**DIRECTIONS**
Copy the entries below exactly; any picture among them should be left out.

Start of ENTRIES PROVIDED

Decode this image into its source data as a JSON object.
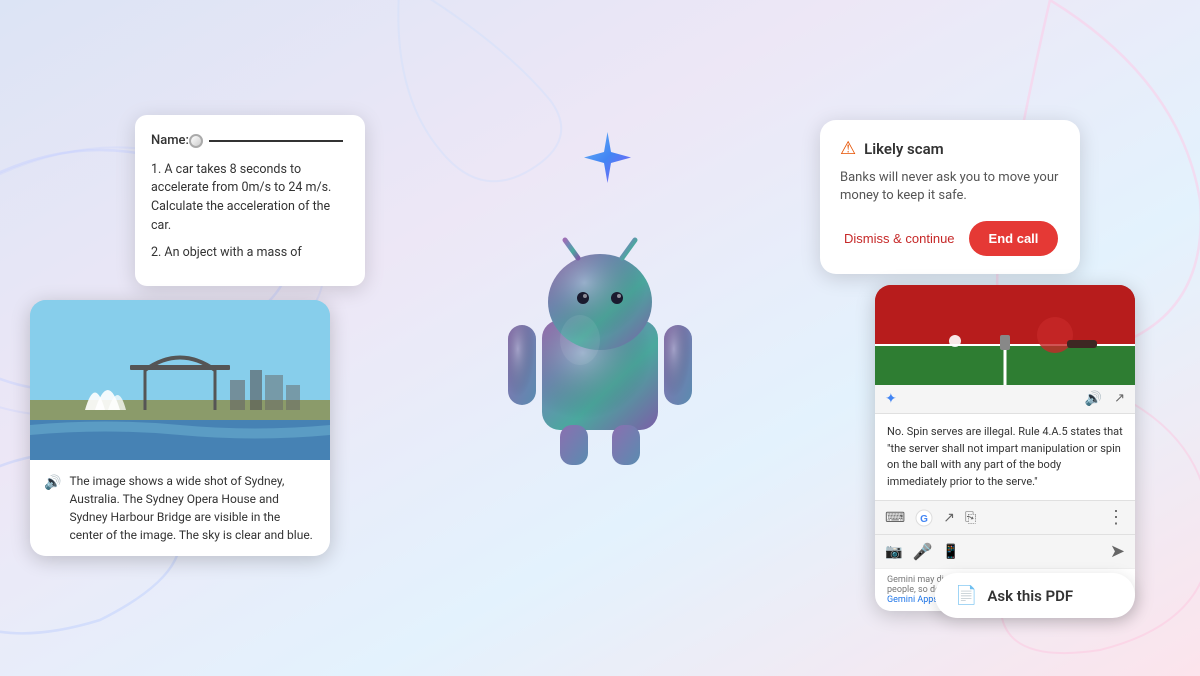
{
  "background": {
    "gradient_desc": "light purple to pink to blue gradient"
  },
  "gemini_star": {
    "symbol": "✦"
  },
  "worksheet_card": {
    "name_label": "Name:",
    "questions": [
      "1.  A car takes 8 seconds to accelerate from 0m/s to 24 m/s. Calculate the acceleration of the car.",
      "2.  An object with a mass of"
    ]
  },
  "scam_card": {
    "icon": "⚠",
    "title": "Likely scam",
    "body": "Banks will never ask you to move your money to keep it safe.",
    "dismiss_label": "Dismiss & continue",
    "end_call_label": "End call"
  },
  "sydney_card": {
    "caption": "The image shows a wide shot of Sydney, Australia. The Sydney Opera House and Sydney Harbour Bridge are visible in the center of the image. The sky is clear and blue.",
    "speaker_icon": "🔊"
  },
  "browser_card": {
    "gemini_star": "✦",
    "content": "No. Spin serves are illegal. Rule 4.A.5 states that \"the server shall not impart manipulation or spin on the ball with any part of the body immediately prior to the serve.\"",
    "footer": "Gemini may display inaccurate info, including about people, so double-check its responses.",
    "footer_link": "Your privacy & Gemini Apps"
  },
  "pdf_bar": {
    "icon": "📄",
    "label": "Ask this PDF"
  }
}
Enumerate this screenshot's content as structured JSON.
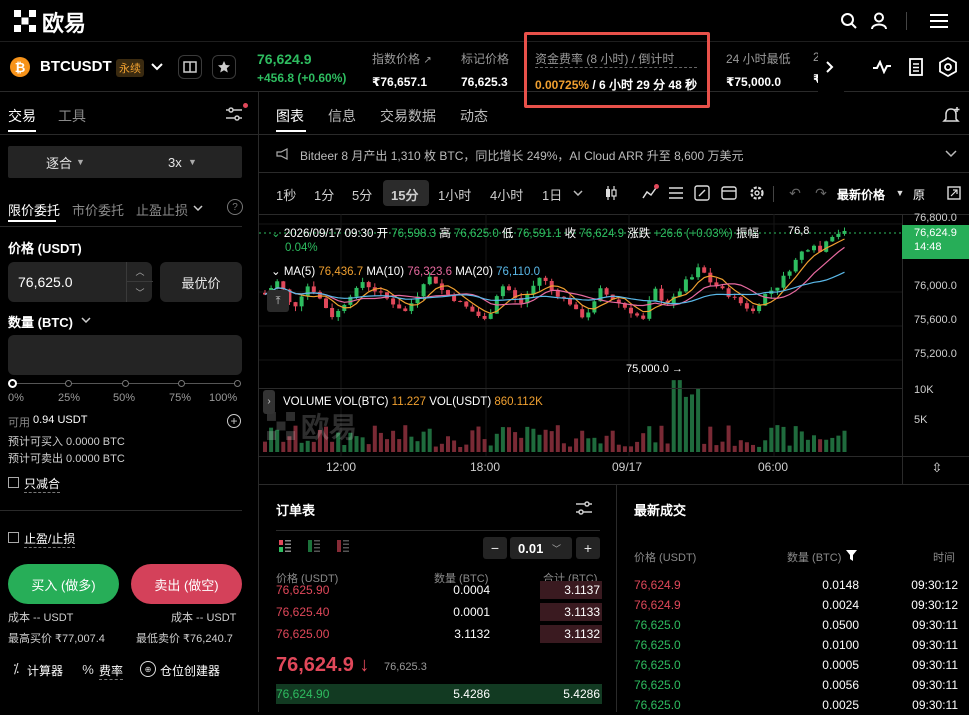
{
  "header": {
    "logo_text": "欧易"
  },
  "ticker": {
    "symbol": "BTCUSDT",
    "badge": "永续",
    "price": "76,624.9",
    "change": "+456.8 (+0.60%)",
    "index_label": "指数价格",
    "index_value": "₹76,657.1",
    "mark_label": "标记价格",
    "mark_value": "76,625.3",
    "funding_label": "资金费率 (8 小时) / 倒计时",
    "funding_rate": "0.00725%",
    "funding_countdown": " / 6 小时 29 分 48 秒",
    "low_label": "24 小时最低",
    "low_value": "₹75,000.0",
    "extra_label": "2",
    "extra_value": "₹"
  },
  "order_panel": {
    "tab_trade": "交易",
    "tab_tools": "工具",
    "margin_mode": "逐合",
    "leverage": "3x",
    "order_types": [
      "限价委托",
      "市价委托",
      "止盈止损"
    ],
    "price_label": "价格 (USDT)",
    "price_value": "76,625.0",
    "best_price": "最优价",
    "qty_label": "数量 (BTC)",
    "qty_value": "",
    "pcts": [
      "0%",
      "25%",
      "50%",
      "75%",
      "100%"
    ],
    "available_label": "可用",
    "available_value": "0.94 USDT",
    "can_buy": "预计可买入 0.0000 BTC",
    "can_sell": "预计可卖出 0.0000 BTC",
    "reduce_only": "只减合",
    "tpsl": "止盈/止损",
    "buy": "买入 (做多)",
    "sell": "卖出 (做空)",
    "cost_buy": "成本 -- USDT",
    "cost_sell": "成本 -- USDT",
    "max_buy": "最高买价 ₹77,007.4",
    "min_sell": "最低卖价 ₹76,240.7",
    "calc": "计算器",
    "fee": "费率",
    "pos": "仓位创建器"
  },
  "chart_panel": {
    "tabs": [
      "图表",
      "信息",
      "交易数据",
      "动态"
    ],
    "news": "Bitdeer 8 月产出 1,310 枚 BTC，同比增长 249%，AI Cloud ARR 升至 8,600 万美元",
    "timeframes": [
      "1秒",
      "1分",
      "5分",
      "15分",
      "1小时",
      "4小时",
      "1日"
    ],
    "active_tf": "15分",
    "latest_price_label": "最新价格",
    "orig_label": "原",
    "ohlc": {
      "date": "2026/09/17 09:30",
      "o_label": "开",
      "o": "76,598.3",
      "h_label": "高",
      "h": "76,625.0",
      "l_label": "低",
      "l": "76,591.1",
      "c_label": "收",
      "c": "76,624.9",
      "chg_label": "涨跌",
      "chg": "+26.6 (+0.03%)",
      "amp_label": "振幅",
      "amp": "0.04%"
    },
    "ma": {
      "ma5_label": "MA(5)",
      "ma5": "76,436.7",
      "ma10_label": "MA(10)",
      "ma10": "76,323.6",
      "ma20_label": "MA(20)",
      "ma20": "76,110.0"
    },
    "y_ticks": [
      "76,800.0",
      "76,000.0",
      "75,600.0",
      "75,200.0"
    ],
    "last_price": "76,624.9",
    "last_time": "14:48",
    "low_marker": "75,000.0 →",
    "high_marker": "76,8",
    "vol": {
      "label": "VOLUME",
      "btc_label": "VOL(BTC)",
      "btc": "11.227",
      "usdt_label": "VOL(USDT)",
      "usdt": "860.112K"
    },
    "vol_ticks": [
      "10K",
      "5K"
    ],
    "x_ticks": [
      "12:00",
      "18:00",
      "09/17",
      "06:00"
    ],
    "watermark": "欧易"
  },
  "orderbook": {
    "title": "订单表",
    "step": "0.01",
    "headers": [
      "价格 (USDT)",
      "数量 (BTC)",
      "合计 (BTC)"
    ],
    "asks": [
      [
        "76,625.90",
        "0.0004",
        "3.1137"
      ],
      [
        "76,625.40",
        "0.0001",
        "3.1133"
      ],
      [
        "76,625.00",
        "3.1132",
        "3.1132"
      ]
    ],
    "mid_price": "76,624.9",
    "mid_mark": "76,625.3",
    "bids": [
      [
        "76,624.90",
        "5.4286",
        "5.4286"
      ]
    ]
  },
  "trades": {
    "title": "最新成交",
    "headers": [
      "价格 (USDT)",
      "数量 (BTC)",
      "时间"
    ],
    "rows": [
      [
        "76,624.9",
        "0.0148",
        "09:30:12",
        "r"
      ],
      [
        "76,624.9",
        "0.0024",
        "09:30:12",
        "r"
      ],
      [
        "76,625.0",
        "0.0500",
        "09:30:11",
        "g"
      ],
      [
        "76,625.0",
        "0.0100",
        "09:30:11",
        "g"
      ],
      [
        "76,625.0",
        "0.0005",
        "09:30:11",
        "g"
      ],
      [
        "76,625.0",
        "0.0056",
        "09:30:11",
        "g"
      ],
      [
        "76,625.0",
        "0.0025",
        "09:30:11",
        "g"
      ]
    ]
  },
  "colors": {
    "up": "#2ebd60",
    "down": "#e0485a",
    "accent": "#f0a030",
    "highlight_box": "#e8514a"
  }
}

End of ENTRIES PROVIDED

**RESULT OF THE TASK**
Decode this image into its source data as a JSON object.
{
  "background": {
    "gradient_desc": "light purple to pink to blue gradient"
  },
  "gemini_star": {
    "symbol": "✦"
  },
  "worksheet_card": {
    "name_label": "Name:",
    "questions": [
      "1.  A car takes 8 seconds to accelerate from 0m/s to 24 m/s. Calculate the acceleration of the car.",
      "2.  An object with a mass of"
    ]
  },
  "scam_card": {
    "icon": "⚠",
    "title": "Likely scam",
    "body": "Banks will never ask you to move your money to keep it safe.",
    "dismiss_label": "Dismiss & continue",
    "end_call_label": "End call"
  },
  "sydney_card": {
    "caption": "The image shows a wide shot of Sydney, Australia. The Sydney Opera House and Sydney Harbour Bridge are visible in the center of the image. The sky is clear and blue.",
    "speaker_icon": "🔊"
  },
  "browser_card": {
    "gemini_star": "✦",
    "content": "No. Spin serves are illegal. Rule 4.A.5 states that \"the server shall not impart manipulation or spin on the ball with any part of the body immediately prior to the serve.\"",
    "footer": "Gemini may display inaccurate info, including about people, so double-check its responses.",
    "footer_link": "Your privacy & Gemini Apps"
  },
  "pdf_bar": {
    "icon": "📄",
    "label": "Ask this PDF"
  }
}
Enumerate this screenshot's content as structured JSON.
{
  "header": {
    "logo_text": "欧易"
  },
  "ticker": {
    "symbol": "BTCUSDT",
    "badge": "永续",
    "price": "76,624.9",
    "change": "+456.8 (+0.60%)",
    "index_label": "指数价格",
    "index_value": "₹76,657.1",
    "mark_label": "标记价格",
    "mark_value": "76,625.3",
    "funding_label": "资金费率 (8 小时) / 倒计时",
    "funding_rate": "0.00725%",
    "funding_countdown": " / 6 小时 29 分 48 秒",
    "low_label": "24 小时最低",
    "low_value": "₹75,000.0",
    "extra_label": "2",
    "extra_value": "₹"
  },
  "order_panel": {
    "tab_trade": "交易",
    "tab_tools": "工具",
    "margin_mode": "逐合",
    "leverage": "3x",
    "order_types": [
      "限价委托",
      "市价委托",
      "止盈止损"
    ],
    "price_label": "价格 (USDT)",
    "price_value": "76,625.0",
    "best_price": "最优价",
    "qty_label": "数量 (BTC)",
    "qty_value": "",
    "pcts": [
      "0%",
      "25%",
      "50%",
      "75%",
      "100%"
    ],
    "available_label": "可用",
    "available_value": "0.94 USDT",
    "can_buy": "预计可买入 0.0000 BTC",
    "can_sell": "预计可卖出 0.0000 BTC",
    "reduce_only": "只减合",
    "tpsl": "止盈/止损",
    "buy": "买入 (做多)",
    "sell": "卖出 (做空)",
    "cost_buy": "成本 -- USDT",
    "cost_sell": "成本 -- USDT",
    "max_buy": "最高买价 ₹77,007.4",
    "min_sell": "最低卖价 ₹76,240.7",
    "calc": "计算器",
    "fee": "费率",
    "pos": "仓位创建器"
  },
  "chart_panel": {
    "tabs": [
      "图表",
      "信息",
      "交易数据",
      "动态"
    ],
    "news": "Bitdeer 8 月产出 1,310 枚 BTC，同比增长 249%，AI Cloud ARR 升至 8,600 万美元",
    "timeframes": [
      "1秒",
      "1分",
      "5分",
      "15分",
      "1小时",
      "4小时",
      "1日"
    ],
    "active_tf": "15分",
    "latest_price_label": "最新价格",
    "orig_label": "原",
    "ohlc": {
      "date": "2026/09/17 09:30",
      "o_label": "开",
      "o": "76,598.3",
      "h_label": "高",
      "h": "76,625.0",
      "l_label": "低",
      "l": "76,591.1",
      "c_label": "收",
      "c": "76,624.9",
      "chg_label": "涨跌",
      "chg": "+26.6 (+0.03%)",
      "amp_label": "振幅",
      "amp": "0.04%"
    },
    "ma": {
      "ma5_label": "MA(5)",
      "ma5": "76,436.7",
      "ma10_label": "MA(10)",
      "ma10": "76,323.6",
      "ma20_label": "MA(20)",
      "ma20": "76,110.0"
    },
    "y_ticks": [
      "76,800.0",
      "76,000.0",
      "75,600.0",
      "75,200.0"
    ],
    "last_price": "76,624.9",
    "last_time": "14:48",
    "low_marker": "75,000.0 →",
    "high_marker": "76,8",
    "vol": {
      "label": "VOLUME",
      "btc_label": "VOL(BTC)",
      "btc": "11.227",
      "usdt_label": "VOL(USDT)",
      "usdt": "860.112K"
    },
    "vol_ticks": [
      "10K",
      "5K"
    ],
    "x_ticks": [
      "12:00",
      "18:00",
      "09/17",
      "06:00"
    ],
    "watermark": "欧易"
  },
  "orderbook": {
    "title": "订单表",
    "step": "0.01",
    "headers": [
      "价格 (USDT)",
      "数量 (BTC)",
      "合计 (BTC)"
    ],
    "asks": [
      [
        "76,625.90",
        "0.0004",
        "3.1137"
      ],
      [
        "76,625.40",
        "0.0001",
        "3.1133"
      ],
      [
        "76,625.00",
        "3.1132",
        "3.1132"
      ]
    ],
    "mid_price": "76,624.9",
    "mid_mark": "76,625.3",
    "bids": [
      [
        "76,624.90",
        "5.4286",
        "5.4286"
      ]
    ]
  },
  "trades": {
    "title": "最新成交",
    "headers": [
      "价格 (USDT)",
      "数量 (BTC)",
      "时间"
    ],
    "rows": [
      [
        "76,624.9",
        "0.0148",
        "09:30:12",
        "r"
      ],
      [
        "76,624.9",
        "0.0024",
        "09:30:12",
        "r"
      ],
      [
        "76,625.0",
        "0.0500",
        "09:30:11",
        "g"
      ],
      [
        "76,625.0",
        "0.0100",
        "09:30:11",
        "g"
      ],
      [
        "76,625.0",
        "0.0005",
        "09:30:11",
        "g"
      ],
      [
        "76,625.0",
        "0.0056",
        "09:30:11",
        "g"
      ],
      [
        "76,625.0",
        "0.0025",
        "09:30:11",
        "g"
      ]
    ]
  },
  "colors": {
    "up": "#2ebd60",
    "down": "#e0485a",
    "accent": "#f0a030",
    "highlight_box": "#e8514a"
  }
}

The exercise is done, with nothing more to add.